Burnett moved up to the New York-Penn League in 1997, posting a 4.70 ERA in 44 innings. He gave up just 28 hits while striking out 48, but again command hurt him as he walked 35 and gave up 9 wild pitches. Still a Grade C with potential if his command comes around.
That command came around in 1998. Traded to the Marlins in the Al Leiter deal, Burnett went to Kane County in the Midwest League and thrived, posting a 10-4, 1.97 mark in 119 innings, with a 186/45 K/BB and allowing just 74 hits. K/BB, K/IP, H/IP all were excellent. He refined his breaking ball and changeup, and in general just threw a lot more strikes than he did in the Mets system. I rated him as a Grade B+ prospect, and as the Number 35 overall prospect in baseball and as the Number 13 pitcher.
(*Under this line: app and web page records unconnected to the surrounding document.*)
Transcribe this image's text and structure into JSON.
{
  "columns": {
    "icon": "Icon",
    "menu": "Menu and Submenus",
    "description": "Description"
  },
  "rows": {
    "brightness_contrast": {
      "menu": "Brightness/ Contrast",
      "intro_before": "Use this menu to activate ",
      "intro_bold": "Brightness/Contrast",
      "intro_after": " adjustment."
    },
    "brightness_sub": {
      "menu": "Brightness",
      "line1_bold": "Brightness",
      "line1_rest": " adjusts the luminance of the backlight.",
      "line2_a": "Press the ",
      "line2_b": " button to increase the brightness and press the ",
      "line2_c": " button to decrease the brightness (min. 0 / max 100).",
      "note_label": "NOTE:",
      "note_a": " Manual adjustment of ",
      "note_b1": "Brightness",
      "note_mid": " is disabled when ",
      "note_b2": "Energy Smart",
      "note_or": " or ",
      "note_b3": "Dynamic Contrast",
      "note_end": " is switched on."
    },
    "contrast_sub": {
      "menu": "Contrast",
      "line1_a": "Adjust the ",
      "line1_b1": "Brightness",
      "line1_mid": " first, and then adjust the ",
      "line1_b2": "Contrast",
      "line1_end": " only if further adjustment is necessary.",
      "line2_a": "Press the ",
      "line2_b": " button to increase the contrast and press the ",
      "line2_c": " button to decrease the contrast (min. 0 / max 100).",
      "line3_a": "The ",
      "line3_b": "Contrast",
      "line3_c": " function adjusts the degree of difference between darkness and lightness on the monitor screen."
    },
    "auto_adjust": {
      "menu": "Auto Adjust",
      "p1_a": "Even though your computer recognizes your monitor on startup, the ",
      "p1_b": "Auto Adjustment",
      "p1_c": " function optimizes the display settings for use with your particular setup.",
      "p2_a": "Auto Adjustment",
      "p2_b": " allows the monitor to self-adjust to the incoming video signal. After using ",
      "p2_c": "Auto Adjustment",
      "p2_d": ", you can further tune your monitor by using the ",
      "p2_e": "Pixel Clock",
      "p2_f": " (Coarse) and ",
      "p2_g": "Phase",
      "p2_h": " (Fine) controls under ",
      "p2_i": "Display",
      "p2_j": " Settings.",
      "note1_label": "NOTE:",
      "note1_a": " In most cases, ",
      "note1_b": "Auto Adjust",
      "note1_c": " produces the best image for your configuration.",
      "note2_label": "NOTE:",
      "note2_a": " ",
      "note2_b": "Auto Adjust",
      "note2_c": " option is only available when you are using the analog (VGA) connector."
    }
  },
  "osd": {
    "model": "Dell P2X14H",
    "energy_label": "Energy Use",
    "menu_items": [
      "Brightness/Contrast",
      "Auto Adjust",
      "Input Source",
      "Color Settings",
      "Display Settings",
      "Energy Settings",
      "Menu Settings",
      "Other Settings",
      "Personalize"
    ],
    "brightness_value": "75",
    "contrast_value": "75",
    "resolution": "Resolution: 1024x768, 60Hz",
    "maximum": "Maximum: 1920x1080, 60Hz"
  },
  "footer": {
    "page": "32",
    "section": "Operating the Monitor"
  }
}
Burnett took a step backwards in 1999. He almost made the major league rotation in spring training. But the Marlins wisely decided that jumping a pitcher from the Midwest League to the majors wasn't a great idea. They sent him to Double-A to get his feet wet against advanced hitters, but Burnett didn't like the idea, throwing tantrums and pitching poorly early in the season, getting surly and acting like an immature brat at times. His control went backwards, and he went 6-12, 5.52 in 121 innings. He struck out 121 guys, but he also gave up 132 hits and walked 74 men. Interestingly, despite his poor behavior, the Marlins decided to give him a major league trial late in the year, and he responded to the show of confidence, going 4-2, 3.48 in 7 starts. I kept his grade at B+ heading into 2000, ranking him at Number 37 overall and Number 15 as a pitcher.
Injuries limited Burnett to 13 major league starts in 2000. Durability and command have remained a problem for him, but when healthy he can be quite dominant. His current record is 59-58, 3.77 in 989 innings, with an 871/416 K/BB ratio. Similar pitchers historically include David Palmer, Erik Hanson, and Jim Lonborg, all successful (if erratic) pitchers.
As a prospect, Burnett always showed outstanding K/IP and H/IP ratios, reflecting his quality stuff and physical ceiling. His track record overall was quite mixed. Most of the time he struggled with his command, but the one season that he showed good control in the minors (1998) he was unstoppable.